Growth is essentially performatory and not cognitive

We may or may not be able to describe exactly what we did to find this higher level of performance within ourselves – likely not. The most important mechanism for growth at play here is that we chose or were pushed outside of our comfort zones, and then we trusted ourselves to rise to the challenge. Support or inspiration may have come in the form of someone who believed in us and gave us the opportunity – they may have seen something in us that we didn’t quite yet see in ourselves.

We continue to emphasize training and development in the workplace in a way that focuses on the understanding of concepts and frameworks, with the application of skills bolted on as an afterthought. My concern here is that this ignores the fact that growth is essentially performatory and not cognitive. Understanding what to do can be helpful in making better choices about what we try, but we only develop additional capacity by reaching and doing something new. Growth is more than understanding what to do – as in the example above, it only happens when you actually do it.

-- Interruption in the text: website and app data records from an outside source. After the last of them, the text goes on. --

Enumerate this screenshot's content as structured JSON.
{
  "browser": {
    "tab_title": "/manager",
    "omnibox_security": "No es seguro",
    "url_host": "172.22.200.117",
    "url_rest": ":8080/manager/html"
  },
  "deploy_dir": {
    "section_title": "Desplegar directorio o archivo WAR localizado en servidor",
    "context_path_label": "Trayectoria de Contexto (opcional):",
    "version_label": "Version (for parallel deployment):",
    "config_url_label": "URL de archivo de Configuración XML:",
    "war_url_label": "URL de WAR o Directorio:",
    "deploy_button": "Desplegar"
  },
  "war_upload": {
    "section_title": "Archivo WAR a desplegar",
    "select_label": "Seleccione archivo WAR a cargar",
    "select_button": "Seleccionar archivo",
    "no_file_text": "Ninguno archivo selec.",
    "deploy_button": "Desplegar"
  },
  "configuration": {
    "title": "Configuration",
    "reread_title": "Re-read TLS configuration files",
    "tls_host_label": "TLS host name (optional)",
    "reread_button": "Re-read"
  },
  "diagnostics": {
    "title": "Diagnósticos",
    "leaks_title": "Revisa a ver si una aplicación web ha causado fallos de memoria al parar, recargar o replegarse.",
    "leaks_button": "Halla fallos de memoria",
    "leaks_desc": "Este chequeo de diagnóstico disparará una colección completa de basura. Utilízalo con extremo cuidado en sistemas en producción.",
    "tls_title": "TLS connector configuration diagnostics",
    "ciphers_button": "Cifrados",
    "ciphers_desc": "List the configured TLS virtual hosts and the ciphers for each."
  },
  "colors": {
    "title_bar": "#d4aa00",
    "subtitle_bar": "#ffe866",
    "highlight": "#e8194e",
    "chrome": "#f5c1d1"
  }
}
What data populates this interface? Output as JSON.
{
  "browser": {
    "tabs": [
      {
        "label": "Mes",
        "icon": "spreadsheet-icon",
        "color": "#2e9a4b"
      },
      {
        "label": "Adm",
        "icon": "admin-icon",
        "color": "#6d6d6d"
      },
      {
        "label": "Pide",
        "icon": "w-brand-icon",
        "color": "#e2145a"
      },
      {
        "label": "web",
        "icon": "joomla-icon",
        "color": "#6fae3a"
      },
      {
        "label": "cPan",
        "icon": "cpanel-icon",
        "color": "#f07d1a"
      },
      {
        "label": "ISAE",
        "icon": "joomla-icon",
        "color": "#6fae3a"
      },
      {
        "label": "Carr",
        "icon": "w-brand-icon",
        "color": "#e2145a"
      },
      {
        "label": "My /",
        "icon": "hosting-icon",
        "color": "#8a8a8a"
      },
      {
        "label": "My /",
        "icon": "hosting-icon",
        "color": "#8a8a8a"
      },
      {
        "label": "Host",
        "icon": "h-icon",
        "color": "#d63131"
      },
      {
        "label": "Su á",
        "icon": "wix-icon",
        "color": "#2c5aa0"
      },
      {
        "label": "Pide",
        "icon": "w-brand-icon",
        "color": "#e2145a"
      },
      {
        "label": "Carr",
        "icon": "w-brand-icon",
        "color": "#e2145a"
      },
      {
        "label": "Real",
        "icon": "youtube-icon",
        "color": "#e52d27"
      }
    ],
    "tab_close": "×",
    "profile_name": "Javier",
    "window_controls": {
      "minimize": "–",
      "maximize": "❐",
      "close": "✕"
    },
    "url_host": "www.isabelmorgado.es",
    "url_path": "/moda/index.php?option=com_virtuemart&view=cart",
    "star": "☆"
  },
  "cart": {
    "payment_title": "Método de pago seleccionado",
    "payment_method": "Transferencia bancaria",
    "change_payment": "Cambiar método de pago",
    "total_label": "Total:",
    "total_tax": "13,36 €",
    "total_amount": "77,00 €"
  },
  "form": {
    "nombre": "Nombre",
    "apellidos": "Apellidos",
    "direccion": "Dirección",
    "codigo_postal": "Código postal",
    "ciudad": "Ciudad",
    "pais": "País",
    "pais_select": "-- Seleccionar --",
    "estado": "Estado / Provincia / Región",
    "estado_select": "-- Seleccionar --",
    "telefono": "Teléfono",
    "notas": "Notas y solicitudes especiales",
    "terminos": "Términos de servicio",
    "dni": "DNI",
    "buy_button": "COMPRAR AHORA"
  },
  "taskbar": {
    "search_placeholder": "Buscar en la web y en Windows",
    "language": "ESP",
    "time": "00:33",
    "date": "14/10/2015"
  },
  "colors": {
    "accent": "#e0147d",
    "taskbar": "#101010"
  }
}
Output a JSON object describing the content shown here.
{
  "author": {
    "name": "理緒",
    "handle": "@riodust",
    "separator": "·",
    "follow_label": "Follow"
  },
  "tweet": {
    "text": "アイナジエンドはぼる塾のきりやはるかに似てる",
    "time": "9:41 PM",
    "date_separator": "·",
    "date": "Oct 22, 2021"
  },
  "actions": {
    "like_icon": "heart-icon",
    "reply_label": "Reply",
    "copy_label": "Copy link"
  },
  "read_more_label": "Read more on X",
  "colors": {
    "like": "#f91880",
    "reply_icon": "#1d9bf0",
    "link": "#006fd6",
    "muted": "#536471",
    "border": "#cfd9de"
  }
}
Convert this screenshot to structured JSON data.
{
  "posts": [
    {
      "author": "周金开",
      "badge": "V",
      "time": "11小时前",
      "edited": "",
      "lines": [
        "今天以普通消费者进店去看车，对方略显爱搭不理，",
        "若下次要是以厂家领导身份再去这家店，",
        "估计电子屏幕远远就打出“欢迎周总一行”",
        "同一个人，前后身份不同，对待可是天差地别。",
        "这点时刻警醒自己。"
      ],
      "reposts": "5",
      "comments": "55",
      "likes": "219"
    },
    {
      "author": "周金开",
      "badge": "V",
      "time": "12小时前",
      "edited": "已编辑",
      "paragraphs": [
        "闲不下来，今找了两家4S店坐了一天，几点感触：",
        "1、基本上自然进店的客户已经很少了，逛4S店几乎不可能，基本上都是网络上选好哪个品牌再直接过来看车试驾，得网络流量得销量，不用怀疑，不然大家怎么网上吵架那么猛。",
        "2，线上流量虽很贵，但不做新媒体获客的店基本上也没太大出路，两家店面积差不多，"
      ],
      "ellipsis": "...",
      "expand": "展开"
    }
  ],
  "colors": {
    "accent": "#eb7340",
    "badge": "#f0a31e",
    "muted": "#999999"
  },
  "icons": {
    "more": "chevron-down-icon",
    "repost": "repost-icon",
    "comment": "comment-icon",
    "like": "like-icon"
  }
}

If we want to truly see the workplace not just as a great place to work but as a great place to grow, we need to rethink our approach to training and development. We know that for children, growth is enabled by curiosity, exploration and play – this is how we are hard-wired to develop. Children will naturally take risks without fear of failure or being overly concerned about the judgement of others. If we want to grow leaders in our organizations that are able to tackle the growing complexity and demands of a rapidly changing world, we need to shift to a model that better reflects how we are designed to develop.

We only develop additional capacity by reaching and doing something new

In the future this will almost certainly involve different kinds of organizations where peoples’ roles are configured around growth aspirations rather than job descriptions. It is possible to imagine organizations where roles can be customized to take account of what we are good at, what we are passionate about getting better at, as well as what the needs of the organization might be. Until this becomes more the norm, we need to shift our approach to corporate development – especially development that is focused on higher order skills like leadership.

There is a need to re-think and design development experiences, inside or outside the workplace, that push people out of their comfort zones. Ideally these experiences can be created in the workplace through role enhancements, job rotations, or special projects and are supported by appropriate coaching or mentorship. There is also a place for finding opportunities in less familiar environments outside the workplace, to enhance the development of employees (such as secondments, work placements and volunteer work).

Structured training and development still has a role to play in organizations, but the emphasis should be on providing experiences that aim to inspire rather than inform; are social rather than solitary; and most importantly, focus on practice rather than concepts. Whenever we are assessing the likely impact of any development activity, we should ask ourselves how bold, raw and real will this feel to the target participants – will it take them sufficiently out of their comfort zones? – and above all we should not forget that knowing is not growing.

September 15, 2016 • in Development, Opinion
  • At The Refinery, we accelerate development of the leadership you need to achieve your organization’s full potential in a rapidly changing business world.


    The Mentally Tough Workplace
    September 7, 2016 • by Katie Wyka • in Development, Opinion